Investigating Lightning Fire Claims

While structural fires as a direct result of lightning are rare, they do occur, and it’s important to get all the facts from the scene before you make a claim decision. Because of the properties of lightning, damage from a strike may be found in multiple, unrelated areas throughout a structure. Even if the origin and cause of a fire loss seems obvious, skipping the investigation could prolong the life of a claim and fail to get all the necessary information for an accurate settlement.


When lightning causes a structural fire, the damage can affect building materials, the electrical wiring, and other essential systems.

According to the National Fire Protection Association (NFPA), local fire departments respond to an estimated average of 22,600 lightning-related fires each year, about 19% of which are residential structures. A certified fire investigator knows what evidence to look for to confirm whether lightning is the cause of loss and can determine whether another expert is needed to evaluate further damage in a structure, giving you what you need for confident next steps.

How Lightning Causes Structural Fire

A typical lightning bolt (also referred to as a strike or stroke) is powerful, carrying about 10,000 to 30,000 amperes and reaching 15,000 to 60,000 degrees Fahrenheit. The hotter a bolt, the more likely it is to cause a structural fire. “Hot lightning” contains a continuing current, meaning that electrical charge flows for a longer period of time and generates more heat. When this lightning strikes, its increased heat and longer lifespan create more opportunities for ignition.

Lightning most often strikes a high point on a structure then travels through the building seeking the most efficient way to ground. The more conductive a material is, the less likely it is to ignite due to lightning. Wood roof framing, insulation, and other poor conductors catch fire easily as lightning travels through the roof structure and attic toward more conductive pipes, wiring, and ventilation systems. 

Insulation And Wood

Insulation and wood framing are poor conductors of electricity and therefore vulnerable to fire damage from lightning seeking a path to ground.

Once the current reaches the wires, the lightning’s heat commonly burns through them, which poses an ignition hazard along the circuit. A certified fire investigator can identify not only the origin and cause of the fire but also the need for other experts, such as an electrical engineer, to confirm all damage caused by the lightning. 

In one investigation in which an electrical engineer followed up on a lightning fire, the lightning was found to have struck the top of the metal vent cap.
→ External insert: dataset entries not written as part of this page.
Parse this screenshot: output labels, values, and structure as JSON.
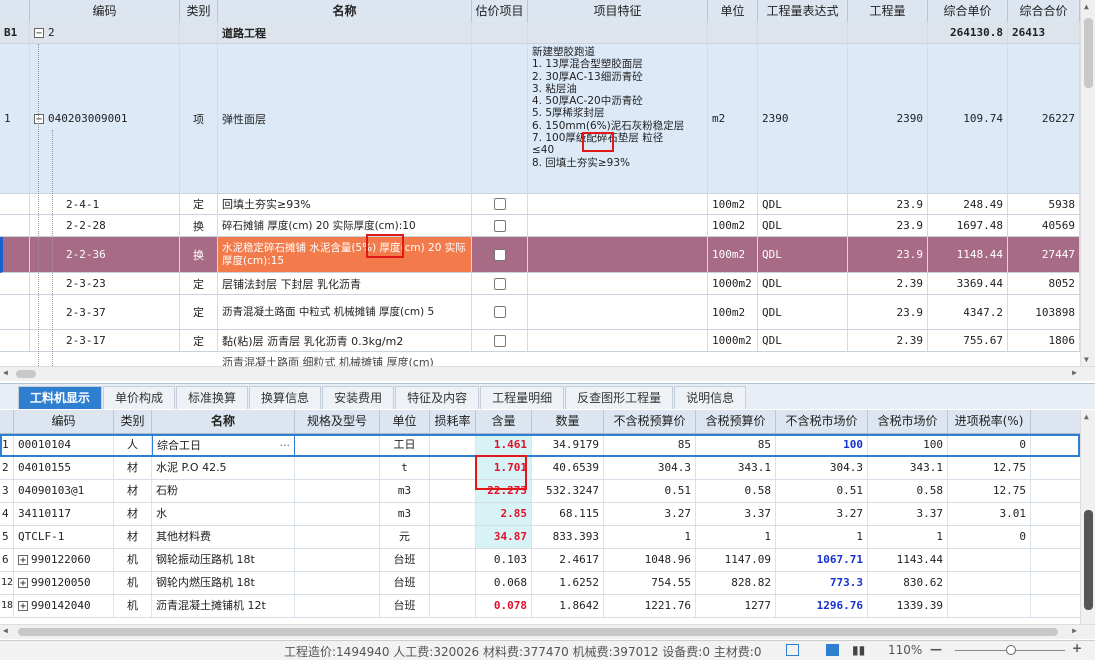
{
  "top_table": {
    "headers": [
      "编码",
      "类别",
      "名称",
      "估价项目",
      "项目特征",
      "单位",
      "工程量表达式",
      "工程量",
      "综合单价",
      "综合合价"
    ],
    "section": {
      "label": "B1",
      "code": "2",
      "name": "道路工程",
      "unit_price": "264130.8",
      "total": "26413"
    },
    "main_item": {
      "row": "1",
      "code": "040203009001",
      "type": "项",
      "name": "弹性面层",
      "features": [
        "新建塑胶跑道",
        "1. 13厚混合型塑胶面层",
        "2. 30厚AC-13细沥青砼",
        "3. 粘层油",
        "4. 50厚AC-20中沥青砼",
        "5. 5厚稀浆封层",
        "6. 150mm(6%)泥石灰粉稳定层",
        "7. 100厚级配碎石垫层 粒径",
        "≤40",
        "8. 回填土夯实≥93%"
      ],
      "unit": "m2",
      "expr": "2390",
      "qty": "2390",
      "unit_price": "109.74",
      "total": "26227"
    },
    "rows": [
      {
        "code": "2-4-1",
        "type": "定",
        "name": "回填土夯实≥93%",
        "unit": "100m2",
        "expr": "QDL",
        "qty": "23.9",
        "unit_price": "248.49",
        "total": "5938"
      },
      {
        "code": "2-2-28",
        "type": "换",
        "name": "碎石摊铺 厚度(cm) 20  实际厚度(cm):10",
        "unit": "100m2",
        "expr": "QDL",
        "qty": "23.9",
        "unit_price": "1697.48",
        "total": "40569"
      },
      {
        "code": "2-2-36",
        "type": "换",
        "name": "水泥稳定碎石摊铺 水泥含量(5%) 厚度(cm) 20  实际厚度(cm):15",
        "unit": "100m2",
        "expr": "QDL",
        "qty": "23.9",
        "unit_price": "1148.44",
        "total": "27447"
      },
      {
        "code": "2-3-23",
        "type": "定",
        "name": "层铺法封层 下封层 乳化沥青",
        "unit": "1000m2",
        "expr": "QDL",
        "qty": "2.39",
        "unit_price": "3369.44",
        "total": "8052"
      },
      {
        "code": "2-3-37",
        "type": "定",
        "name": "沥青混凝土路面 中粒式 机械摊铺 厚度(cm) 5",
        "unit": "100m2",
        "expr": "QDL",
        "qty": "23.9",
        "unit_price": "4347.2",
        "total": "103898"
      },
      {
        "code": "2-3-17",
        "type": "定",
        "name": "黏(粘)层 沥青层 乳化沥青 0.3kg/m2",
        "unit": "1000m2",
        "expr": "QDL",
        "qty": "2.39",
        "unit_price": "755.67",
        "total": "1806"
      }
    ],
    "partial_row": "沥青混凝土路面 细粒式 机械摊铺 厚度(cm)"
  },
  "tabs": [
    "工料机显示",
    "单价构成",
    "标准换算",
    "换算信息",
    "安装费用",
    "特征及内容",
    "工程量明细",
    "反查图形工程量",
    "说明信息"
  ],
  "bottom_table": {
    "headers": [
      "编码",
      "类别",
      "名称",
      "规格及型号",
      "单位",
      "损耗率",
      "含量",
      "数量",
      "不含税预算价",
      "含税预算价",
      "不含税市场价",
      "含税市场价",
      "进项税率(%)"
    ],
    "rows": [
      {
        "n": "1",
        "code": "00010104",
        "type": "人",
        "name": "综合工日",
        "unit": "工日",
        "content": "1.461",
        "qty": "34.9179",
        "p1": "85",
        "p2": "85",
        "p3": "100",
        "p4": "100",
        "tax": "0"
      },
      {
        "n": "2",
        "code": "04010155",
        "type": "材",
        "name": "水泥 P.O 42.5",
        "unit": "t",
        "content": "1.701",
        "qty": "40.6539",
        "p1": "304.3",
        "p2": "343.1",
        "p3": "304.3",
        "p4": "343.1",
        "tax": "12.75"
      },
      {
        "n": "3",
        "code": "04090103@1",
        "type": "材",
        "name": "石粉",
        "unit": "m3",
        "content": "22.273",
        "qty": "532.3247",
        "p1": "0.51",
        "p2": "0.58",
        "p3": "0.51",
        "p4": "0.58",
        "tax": "12.75"
      },
      {
        "n": "4",
        "code": "34110117",
        "type": "材",
        "name": "水",
        "unit": "m3",
        "content": "2.85",
        "qty": "68.115",
        "p1": "3.27",
        "p2": "3.37",
        "p3": "3.27",
        "p4": "3.37",
        "tax": "3.01"
      },
      {
        "n": "5",
        "code": "QTCLF-1",
        "type": "材",
        "name": "其他材料费",
        "unit": "元",
        "content": "34.87",
        "qty": "833.393",
        "p1": "1",
        "p2": "1",
        "p3": "1",
        "p4": "1",
        "tax": "0"
      },
      {
        "n": "6",
        "code": "990122060",
        "type": "机",
        "name": "钢轮振动压路机 18t",
        "unit": "台班",
        "content": "0.103",
        "qty": "2.4617",
        "p1": "1048.96",
        "p2": "1147.09",
        "p3": "1067.71",
        "p4": "1143.44",
        "tax": ""
      },
      {
        "n": "12",
        "code": "990120050",
        "type": "机",
        "name": "钢轮内燃压路机 18t",
        "unit": "台班",
        "content": "0.068",
        "qty": "1.6252",
        "p1": "754.55",
        "p2": "828.82",
        "p3": "773.3",
        "p4": "830.62",
        "tax": ""
      },
      {
        "n": "18",
        "code": "990142040",
        "type": "机",
        "name": "沥青混凝土摊铺机 12t",
        "unit": "台班",
        "content": "0.078",
        "qty": "1.8642",
        "p1": "1221.76",
        "p2": "1277",
        "p3": "1296.76",
        "p4": "1339.39",
        "tax": ""
      }
    ]
  },
  "status": {
    "text": "工程造价:1494940  人工费:320026  材料费:377470  机械费:397012  设备费:0  主材费:0",
    "zoom": "110%"
  },
  "colors": {
    "selected_row": "#a76b86",
    "selected_name": "#f37a4a",
    "accent": "#2f7fd0",
    "red": "#e0102a",
    "blue": "#1832d0"
  }
}
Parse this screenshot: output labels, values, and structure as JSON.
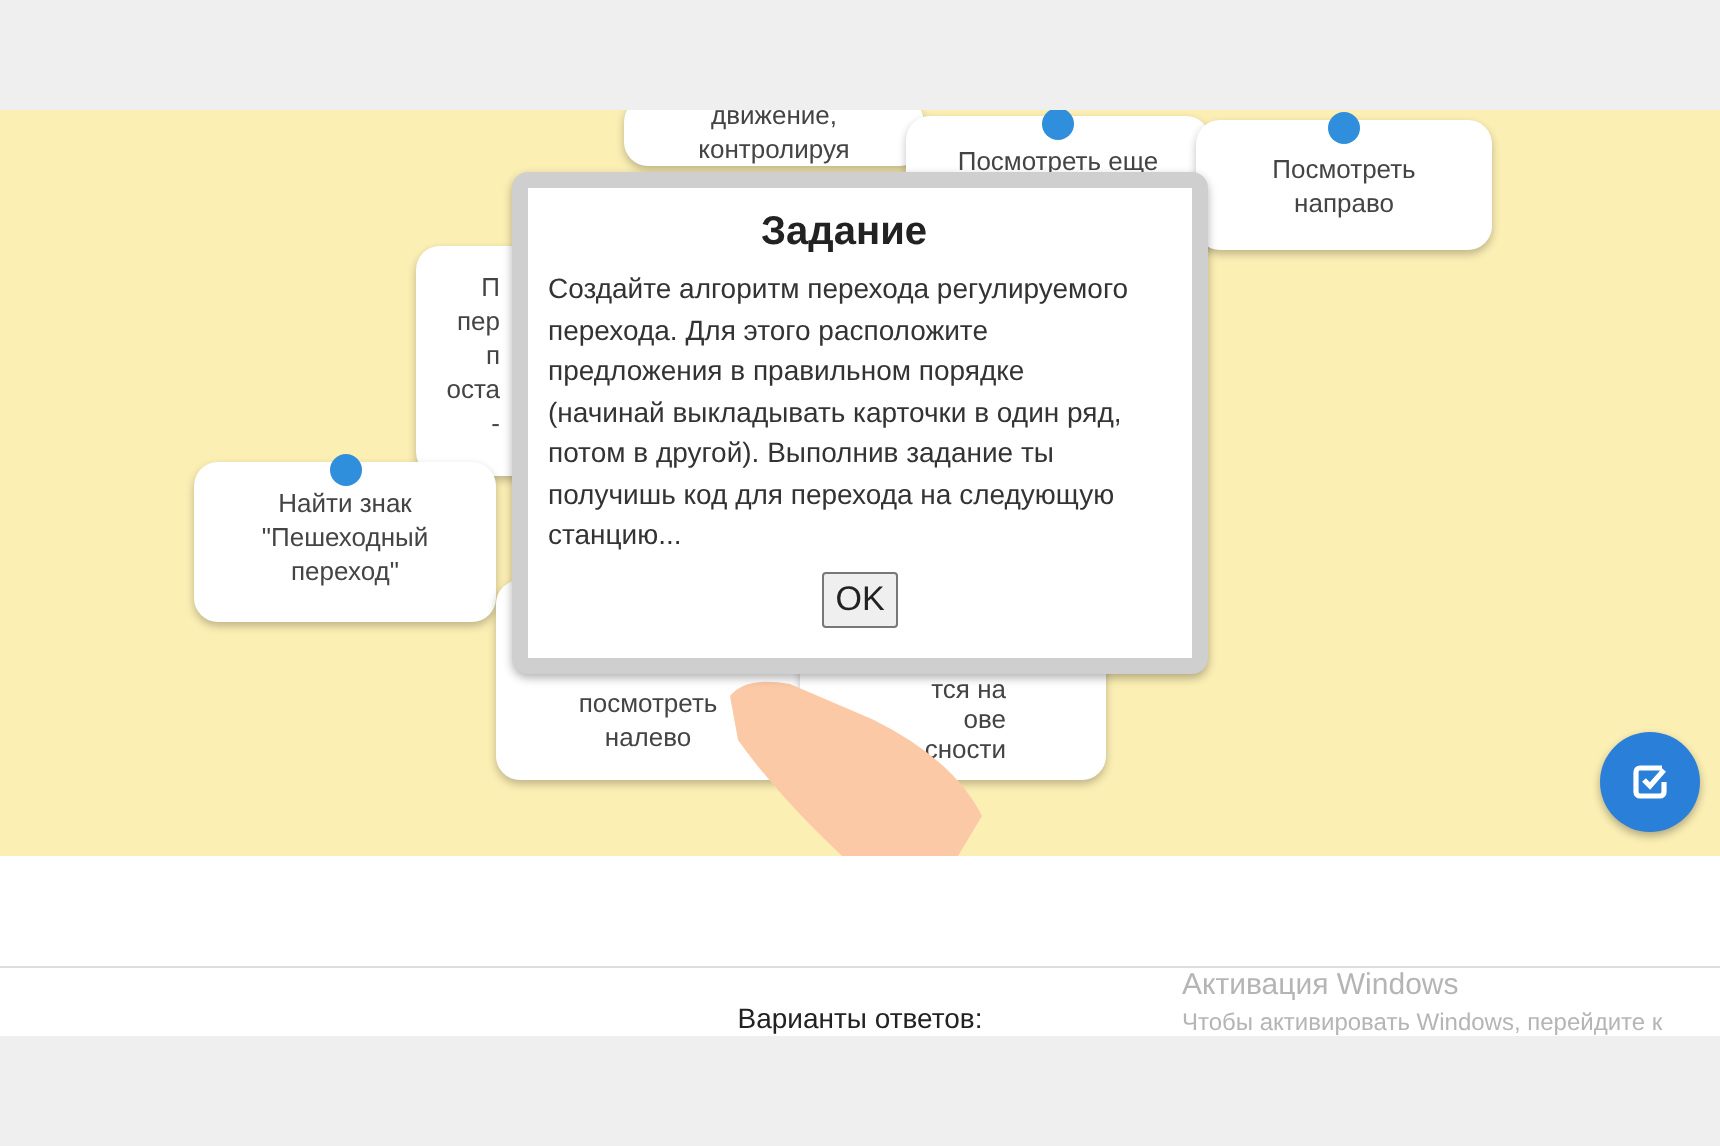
{
  "cards": [
    {
      "kind": "full",
      "pinned": false,
      "lines": [
        "движение,",
        "контролируя"
      ]
    },
    {
      "kind": "full",
      "pinned": true,
      "lines": [
        "Посмотреть еще"
      ]
    },
    {
      "kind": "full",
      "pinned": true,
      "lines": [
        "Посмотреть",
        "направо"
      ]
    },
    {
      "kind": "cut",
      "pinned": false,
      "lines": [
        "П",
        "пер",
        "п",
        "оста",
        "-"
      ]
    },
    {
      "kind": "full",
      "pinned": true,
      "lines": [
        "Найти знак",
        "\"Пешеходный",
        "переход\""
      ]
    },
    {
      "kind": "full",
      "pinned": false,
      "lines": [
        "посмотреть",
        "налево"
      ]
    },
    {
      "kind": "full",
      "pinned": false,
      "lines": [
        "тся на",
        "ове",
        "сности"
      ]
    }
  ],
  "dialog": {
    "title": "Задание",
    "text": "Создайте алгоритм перехода регулируемого перехода. Для этого расположите предложения в правильном порядке (начинай выкладывать карточки в один ряд, потом в другой). Выполнив задание ты получишь код для перехода на следующую станцию...",
    "button": "OK"
  },
  "answers_label": "Варианты ответов:",
  "activation": {
    "title": "Активация Windows",
    "text": "Чтобы активировать Windows, перейдите к"
  }
}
The current travelled along the metal vent to the gas log fireplace, then followed the Corrugated Stainless Steel Tubing (CSST). Electrical energy from the lightning strike in the CSST arced to a nearby grounded metal object. The heat generated by the lightning was sufficient to melt a hole in the thin wall of the tubing, allowing gas to escape and ignite.


A hole created by lightning in a CSST pipe released gas into the house, where oxygen in the air and heat from the lightning caused the gas to ignite.

To learn how a lightning strike can damage HVAC equipment and how an expert assessment can help, check out
this case study from HVACi.

Assessing the Damage

Before a fire investigator makes a recommendation for an electrical or structural assessment, they need to confirm the origin and cause of the fire. What do the experts look for when they’re conducting these evaluations?

As with all investigations, the scientific method and NFPA guidelines drive the investigation process. The expert should get statements from any witnesses, though these might not always be available. Weather data can confirm if lightning occurred in the area around the date of loss; data from up to several hours before the reported time of loss should be considered, since lightning-caused fires can sometimes burn undetected in hidden spaces. Finally, the investigator will take physical evidence into account. 


Because of lightning’s force and heat, the point of origin includes heavy charring and, in this instance, a hole created as the lightning current sought a path to ground.

Structural Evidence

The point on the structure where lightning hits is often high and may exhibit heavy charring or even a hole in the building. Investigators should also note the state of metallic or conductive rooftop components that penetrate into the house, like plumbing vents, flue pipes, and chimney caps. Damage to these elements may include melting or deformation, which isn’t typical in most fires. 

Tracing the Path 

It’s important to note that the location where lightning strikes isn’t always the point of origin. An investigator should assess all potential energy-to-ground paths, including the branch circuit wiring systems, plumbing systems, ventilation ducts, and other metallic elements. Items that wouldn’t normally electrically energize may show evidence of arcing as a result of a lightning strike. 

Direct and indirect lightning strikes also tend to overload household electrical systems. Certified fire investigators should check the circuit breakers of a structure reported to have sustained lightning-related fire damage and document any electronically powered items that no longer function. These damages, in conjunction with other physical evidence, can be indicators of a fire caused by lighting. 

For more information about common cause and evidence of electric wiring fires, check out this article.  

While a lightning fire may seem straightforward, a certified fire investigator’s job extends to more than just confirming the cause of loss. They can also identify potential electrical, structural, or ventilation system damage and recommend other professionals familiar with these items and systems. For the expertise of the Donan fire investigation team and the interdisciplinary experts who support them, submit an assignment today.